[Opening Records shown section]

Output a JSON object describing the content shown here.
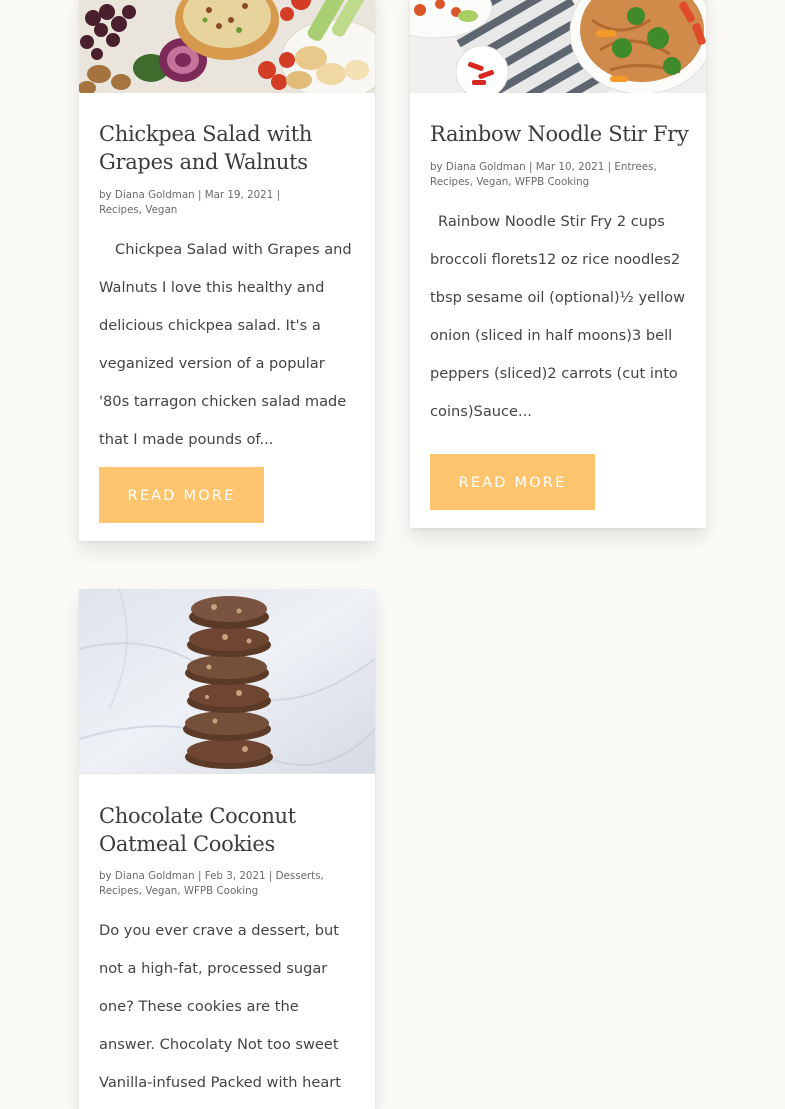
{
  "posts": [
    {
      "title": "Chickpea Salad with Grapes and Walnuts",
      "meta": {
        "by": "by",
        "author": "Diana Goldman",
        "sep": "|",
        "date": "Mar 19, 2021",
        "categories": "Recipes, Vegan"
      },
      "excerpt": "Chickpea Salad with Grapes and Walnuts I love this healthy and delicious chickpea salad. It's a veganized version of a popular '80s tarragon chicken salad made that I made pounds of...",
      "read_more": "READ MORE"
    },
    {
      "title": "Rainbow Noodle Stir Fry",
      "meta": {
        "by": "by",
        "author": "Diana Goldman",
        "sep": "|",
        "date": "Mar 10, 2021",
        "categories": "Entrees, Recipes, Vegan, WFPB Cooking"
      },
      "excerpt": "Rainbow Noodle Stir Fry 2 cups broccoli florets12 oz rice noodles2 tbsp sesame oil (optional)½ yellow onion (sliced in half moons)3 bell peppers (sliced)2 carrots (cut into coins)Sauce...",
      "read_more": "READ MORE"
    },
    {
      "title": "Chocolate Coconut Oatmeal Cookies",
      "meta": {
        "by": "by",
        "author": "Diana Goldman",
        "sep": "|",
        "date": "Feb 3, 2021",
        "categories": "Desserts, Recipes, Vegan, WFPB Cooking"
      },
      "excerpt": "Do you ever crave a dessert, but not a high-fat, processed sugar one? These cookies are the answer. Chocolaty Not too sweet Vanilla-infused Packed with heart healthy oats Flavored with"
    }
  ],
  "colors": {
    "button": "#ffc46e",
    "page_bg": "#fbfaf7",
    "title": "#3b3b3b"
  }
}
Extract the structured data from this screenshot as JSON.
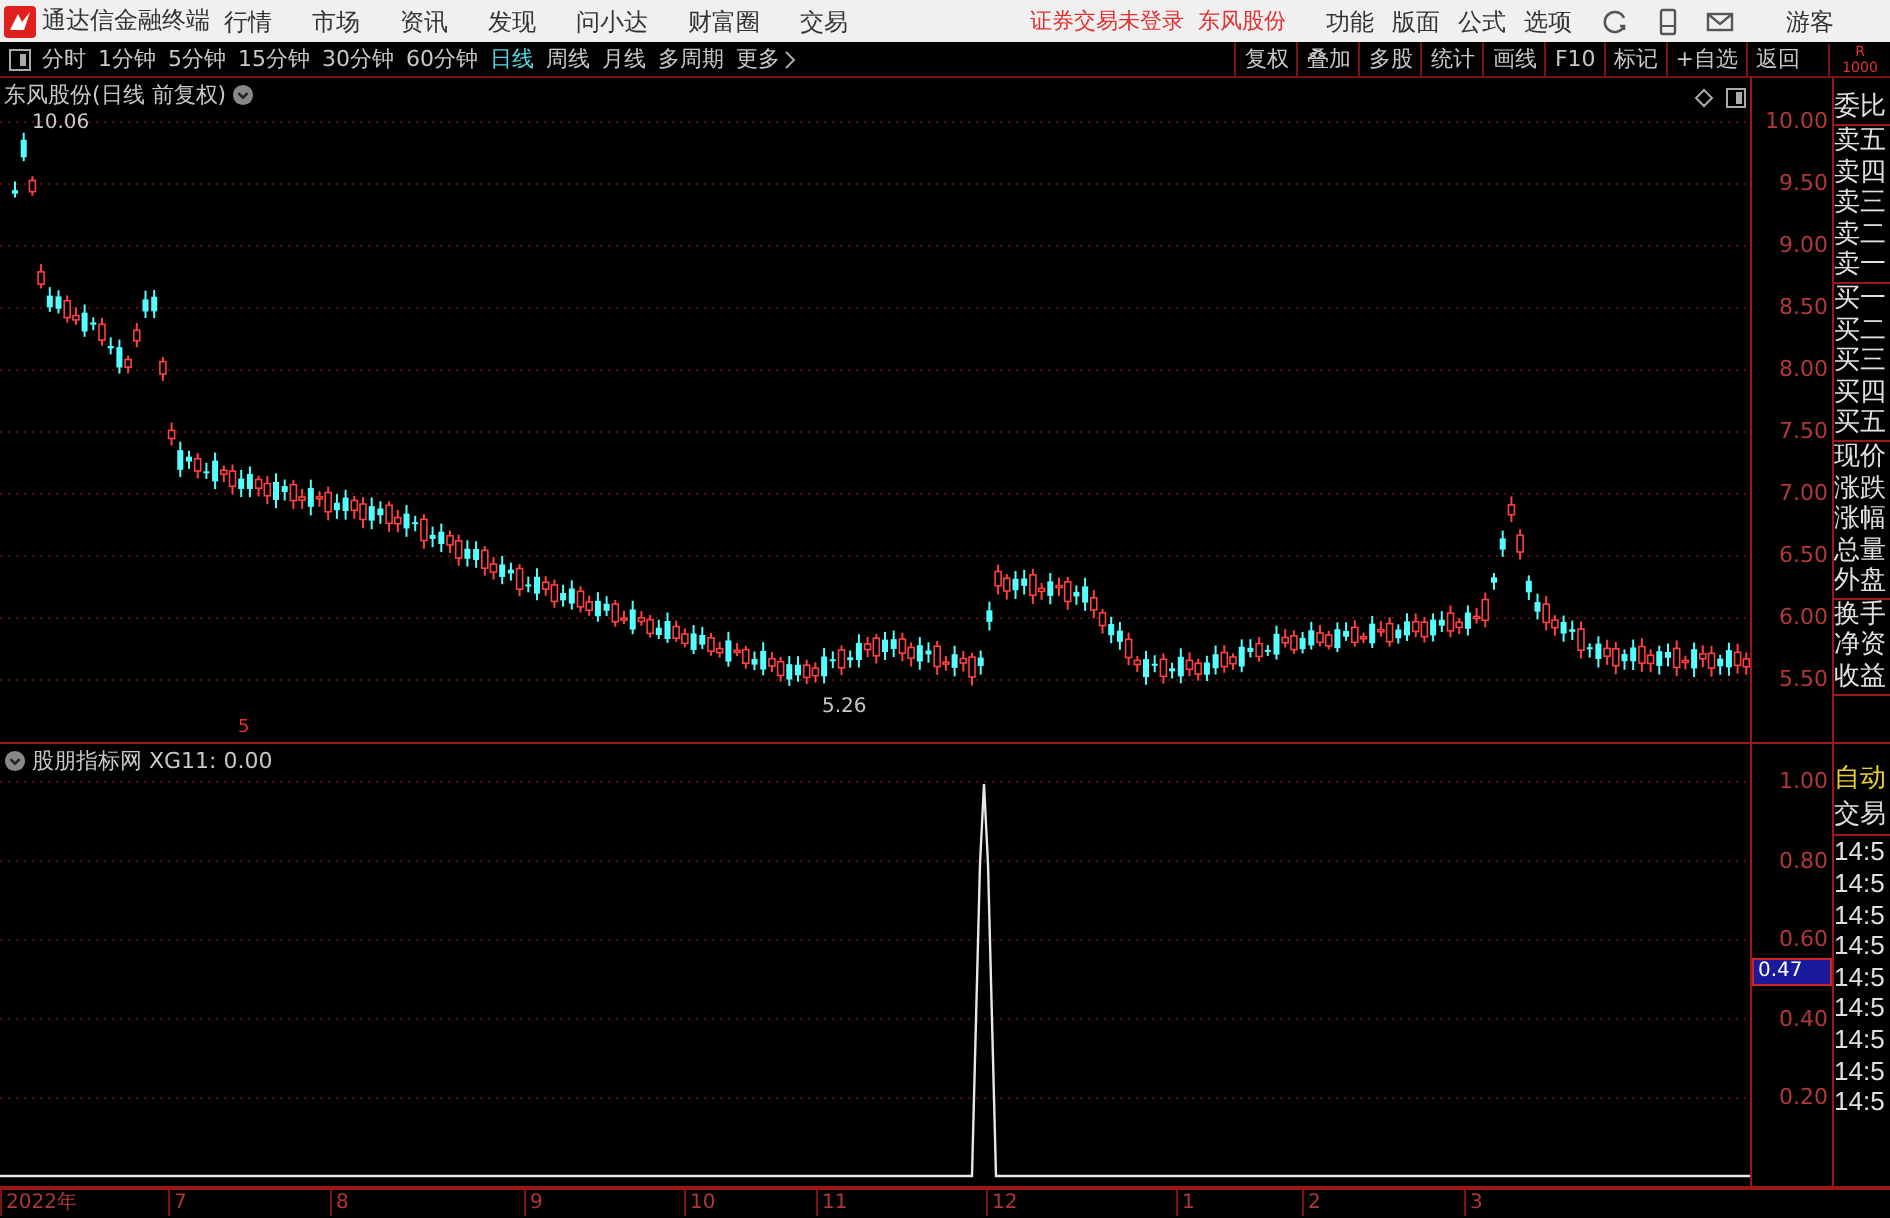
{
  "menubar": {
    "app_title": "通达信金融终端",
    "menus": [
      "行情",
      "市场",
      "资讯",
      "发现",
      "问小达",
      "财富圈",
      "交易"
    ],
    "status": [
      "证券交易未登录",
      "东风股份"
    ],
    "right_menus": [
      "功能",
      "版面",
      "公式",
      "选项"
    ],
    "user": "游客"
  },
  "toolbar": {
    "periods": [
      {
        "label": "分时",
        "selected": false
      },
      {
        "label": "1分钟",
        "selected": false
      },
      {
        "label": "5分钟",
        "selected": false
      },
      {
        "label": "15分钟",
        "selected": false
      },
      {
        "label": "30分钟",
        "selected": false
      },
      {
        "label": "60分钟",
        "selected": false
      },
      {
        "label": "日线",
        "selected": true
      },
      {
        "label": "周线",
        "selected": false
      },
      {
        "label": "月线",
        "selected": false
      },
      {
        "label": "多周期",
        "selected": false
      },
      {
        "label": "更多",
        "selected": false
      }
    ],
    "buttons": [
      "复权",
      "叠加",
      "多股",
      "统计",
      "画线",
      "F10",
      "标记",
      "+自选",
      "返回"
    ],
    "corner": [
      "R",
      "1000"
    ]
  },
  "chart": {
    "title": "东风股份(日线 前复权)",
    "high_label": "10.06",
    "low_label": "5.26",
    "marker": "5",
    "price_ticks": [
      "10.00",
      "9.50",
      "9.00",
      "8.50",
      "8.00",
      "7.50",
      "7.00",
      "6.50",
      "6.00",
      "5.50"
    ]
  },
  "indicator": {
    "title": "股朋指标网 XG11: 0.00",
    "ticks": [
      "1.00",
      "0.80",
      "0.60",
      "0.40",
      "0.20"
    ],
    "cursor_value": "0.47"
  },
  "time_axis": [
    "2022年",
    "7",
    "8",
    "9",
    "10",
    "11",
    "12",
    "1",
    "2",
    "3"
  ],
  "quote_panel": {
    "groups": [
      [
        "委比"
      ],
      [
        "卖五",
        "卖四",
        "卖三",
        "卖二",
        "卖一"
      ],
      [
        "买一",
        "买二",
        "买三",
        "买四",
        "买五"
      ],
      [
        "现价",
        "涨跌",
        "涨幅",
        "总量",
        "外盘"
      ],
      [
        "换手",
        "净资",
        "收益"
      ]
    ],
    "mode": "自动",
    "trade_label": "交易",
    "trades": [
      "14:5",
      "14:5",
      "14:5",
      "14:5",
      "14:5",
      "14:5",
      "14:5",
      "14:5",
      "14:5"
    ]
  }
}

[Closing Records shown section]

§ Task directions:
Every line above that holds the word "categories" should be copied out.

§ Result of the exercise:
        "categories": "Recipes, Vegan"
        "categories": "Entrees, Recipes, Vegan, WFPB Cooking"
        "categories": "Desserts, Recipes, Vegan, WFPB Cooking"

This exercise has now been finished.